According to a study conducted recently at Northwestern University Feinberg School of Medicine, only 41 percent of people read medication labels. Even more alarming, only 31 percent of those surveyed knew that Tylenol contained acetaminophen. Forty-seven percent knew that Motrin is made of ibuprofen, while only 19 percent knew that Advil is also ibuprofen-based. Seventy-five percent of participants were in the dark that Bayer is an aspirin and 19 percent were unaware about Aleve's naproxen sodium.
In response to the study, researchers are calling for a universal label for all medications that contain acetaminophen.
"People may unintentionally misuse these medicines to a point where they cause severe liver damage," said Michael Wolf, senior author of the study, to CBS News. "It's easy to exceed the safe limit if people don't realize how much acetaminophen they are taking. Unlike prescription products, there is no gatekeeper, no one monitoring how you take it."

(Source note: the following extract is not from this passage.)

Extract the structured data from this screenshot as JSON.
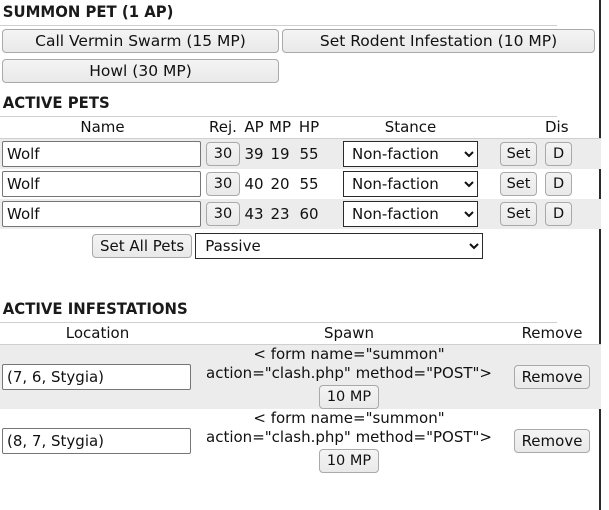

However, even with prescription medication patients are making mistakes that result in emergency room visits. In an effort to stem this behavior, the Food and Drug Administration is calling for label standardization.